This past week I worked with a client who was experiencing hip pain. She’s in her early 60’s and had an MRI done that did not show anything that wrong with hip. Her doctor suggested physical therapy along with cortisone shots. As I was getting ready to begin our yoga session, I told her that physical therapy was good, yoga was great, but none of it would really do much for her in the long term unless she lost at least 30 pounds.
This may sound harsh, but her pain is intense, and she’s facing limited mobility because of her weight. The reality is that her body is giving her a major message to make some important changes. The primary one has to do with food. She knows this, knows this quite well! She understands that the main culprit in her diet is sugar. In the past she’s battled the sugar demon and won temporarily, but overtime, the old patterns of eating come right back and wreck havoc.
She explained that she does not cook most of her meals, that she eats out every day because of her business, and that she loves dessert. She also loves juices. Every time I walk through her doors, she invites me to some tropical fruit juice. The day I saw her, the offering was guava! I love guava juice, but one cup has a total of 32 grams of sugar. That’s more sugar per ounce than one finds in Coke. That’s more than the daily allowance of sugar for a woman and about the daily allowance for a man.
I always politely say thank you when offered juice, but in my mind, I wonder what can I say or do to get her not just to see how sugar is a toxin in her life, she knows this already, but how she might actually change her food choices in order to see real change.

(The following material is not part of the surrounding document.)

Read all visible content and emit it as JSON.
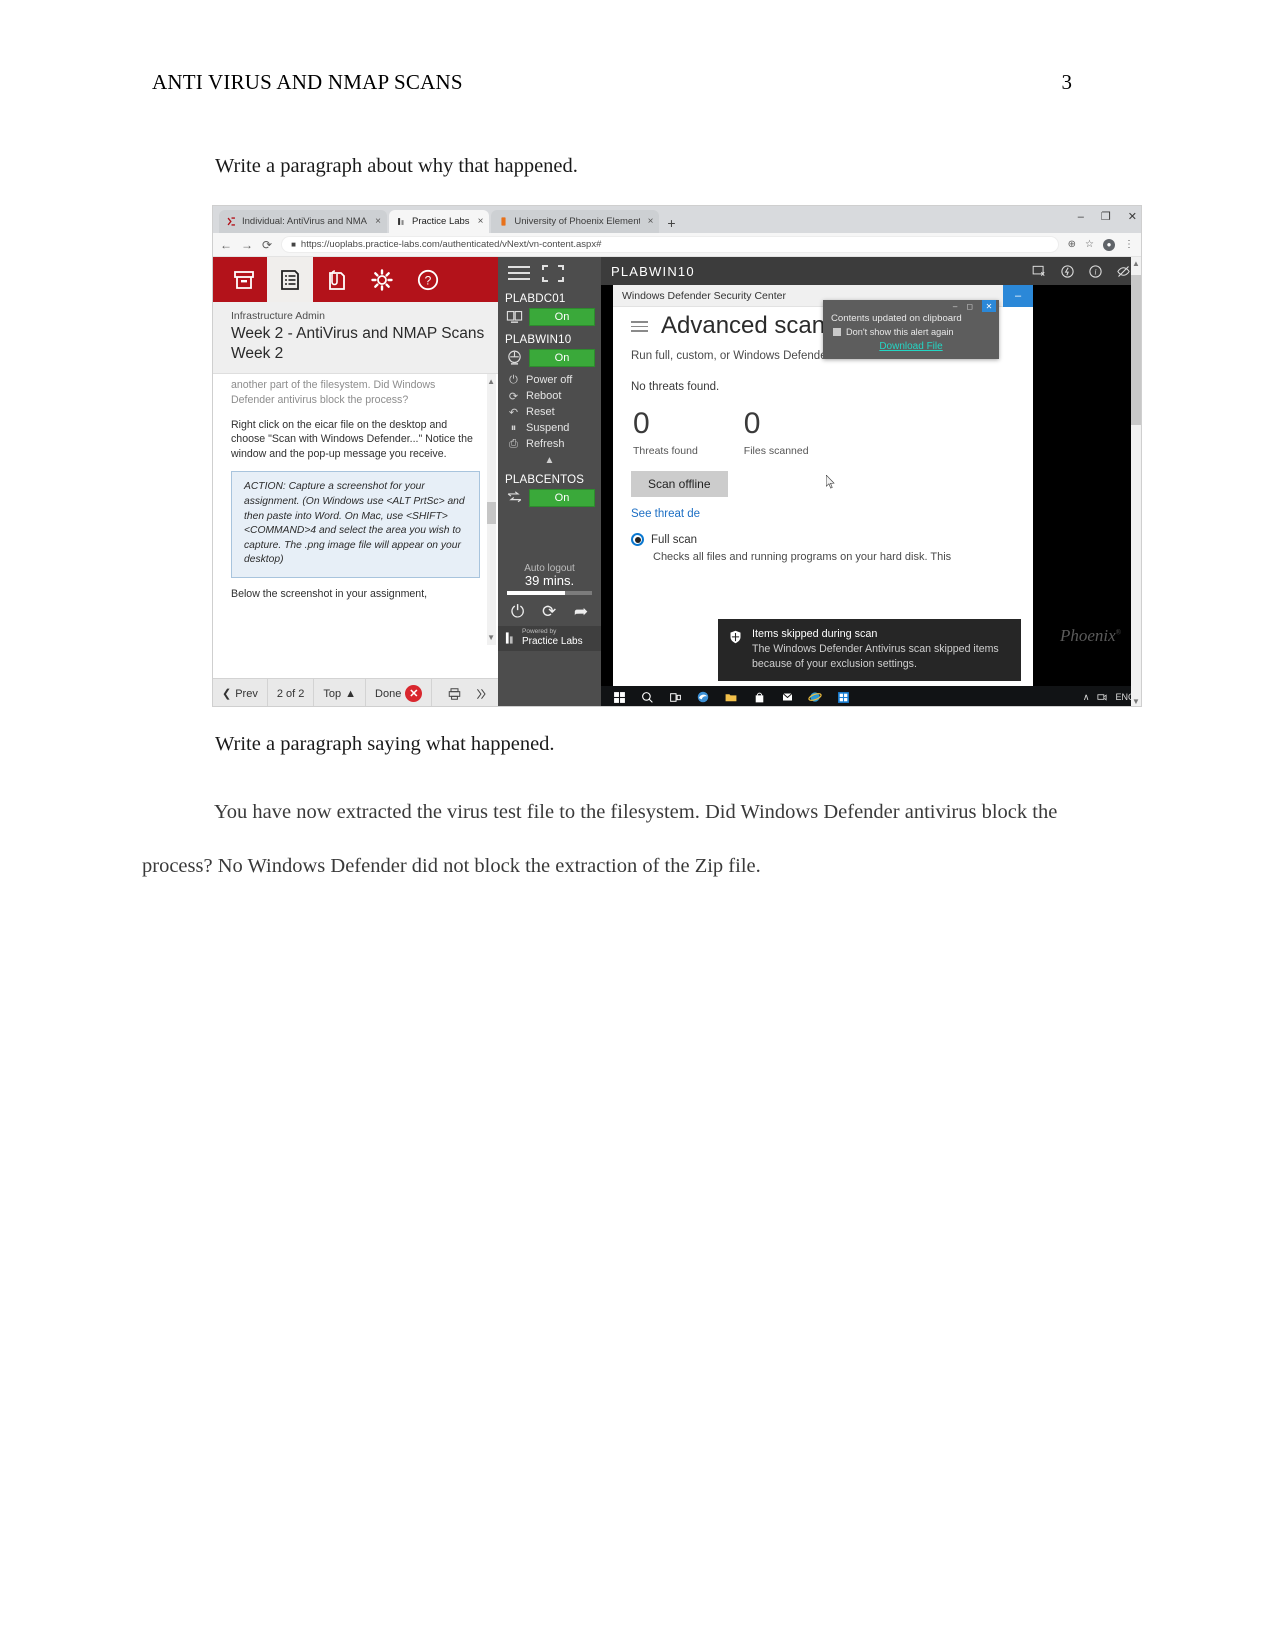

The day prior to my session with my client I heard a Facebook Live presentation by Dr. Mark Hyman, the director of the Cleveland Clinic’s Center for Functional Medicine. His words resonated in my mind as I worked with my client.
Several things stood out from his presentation. First, we can make changes in our lives for the better. This is important because we often lose hope. We often find ourselves at a crossroads and may feel dispirited because of past efforts. It’s critical not to lose faith and to see the moment in front of us as an opportunity, even if the opportunity is experienced under difficult circumstances.
Second, the presentation highlighted how the community is a more powerful element in healing than fully appreciated by conventional medicine. The presentation is about 50 minute long, but if you listen to the first 15 minutes, you get these first two insights very clearly. The social aspect of noncommunicable diseases such as diabetes and obesity is often overlooked. So is the healing of these illnesses.
Third, and now I’m thinking of Miami Firm Body’s work with you reading this post. If what Maribel and I offer are only fitness and yoga classes, we have not really done what our hearts say we can do. Our aim at the start and now continues to be to provide opportunities that encourage community building in order to harness the power of healing. We believe that the antidote of (dis)ease has to do with finding ourselves at home in our bodies, knowing deeply and with certainty that we belong, are enough, and are at our our core, deeply blessed and beloved. We do this together.
My client needs to drop 30 pounds because her body is in pain. If she looks closely, she will probably find a list of things related to her hip pain that come with the 30 extra pounds. I know for a fact that dropping the weight will make everything better for her. Although she may not lose all of her pain, losing the weight will allow her body to heal more easily. How she goes about doing this may mean success or failure for her. Given the past experiences, getting help is a good idea.
As Dr. Hyman points out in his presentation, losing weight and adopting a healthy lifestyle is very challenging on one’s own. Obesity is not a disease of the individual. Research points that it works in clusters and is social in nature. I want to encourage my client as much as possible to not only look at her guava juice consumption but also to find ways to connect with groups of friends who are also looking to become healthier. That social approach is what will make the drop in weight more attainable and sustainable.
The next couple of weeks are critical for her and anyone who is overweight. People who are overweight on average gain about 5 pounds during the holidays. Studies suggest that this weight does not come off and accounts for most of the weight gain of the year.
With her situation in mind and thinking of all of the people we have worked with over the past year who have made great effort to improve their health, we continue to teach healthy eating, cooking, yoga, and fitness classes. Whether you have weight to drop or want to improve your strength, mobility, and flexibility, join us!